====== Source data ======
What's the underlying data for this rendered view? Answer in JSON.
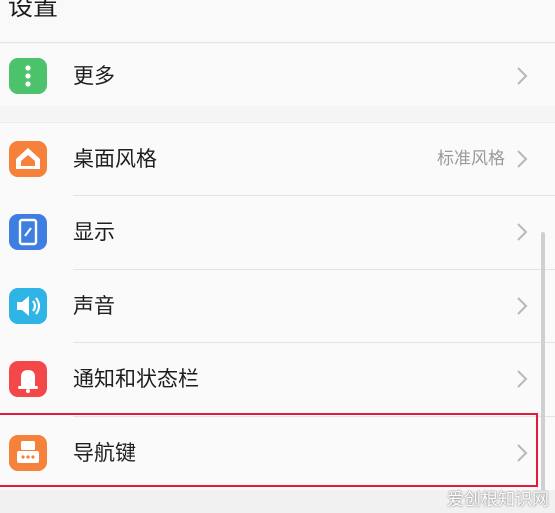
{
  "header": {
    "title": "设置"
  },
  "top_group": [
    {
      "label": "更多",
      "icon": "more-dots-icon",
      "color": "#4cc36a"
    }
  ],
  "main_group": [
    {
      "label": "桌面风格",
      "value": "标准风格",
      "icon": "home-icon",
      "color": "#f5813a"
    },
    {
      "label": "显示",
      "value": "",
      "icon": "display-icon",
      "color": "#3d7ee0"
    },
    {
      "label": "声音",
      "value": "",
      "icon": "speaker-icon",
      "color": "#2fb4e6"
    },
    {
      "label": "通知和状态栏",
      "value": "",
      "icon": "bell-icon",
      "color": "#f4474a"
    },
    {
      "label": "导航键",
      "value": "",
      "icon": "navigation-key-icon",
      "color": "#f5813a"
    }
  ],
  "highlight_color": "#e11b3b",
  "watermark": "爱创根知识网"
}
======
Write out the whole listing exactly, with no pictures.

The completed task:
What's the underlying data for this rendered view? Answer in JSON.
{
  "header": {
    "title": "设置"
  },
  "top_group": [
    {
      "label": "更多",
      "icon": "more-dots-icon",
      "color": "#4cc36a"
    }
  ],
  "main_group": [
    {
      "label": "桌面风格",
      "value": "标准风格",
      "icon": "home-icon",
      "color": "#f5813a"
    },
    {
      "label": "显示",
      "value": "",
      "icon": "display-icon",
      "color": "#3d7ee0"
    },
    {
      "label": "声音",
      "value": "",
      "icon": "speaker-icon",
      "color": "#2fb4e6"
    },
    {
      "label": "通知和状态栏",
      "value": "",
      "icon": "bell-icon",
      "color": "#f4474a"
    },
    {
      "label": "导航键",
      "value": "",
      "icon": "navigation-key-icon",
      "color": "#f5813a"
    }
  ],
  "highlight_color": "#e11b3b",
  "watermark": "爱创根知识网"
}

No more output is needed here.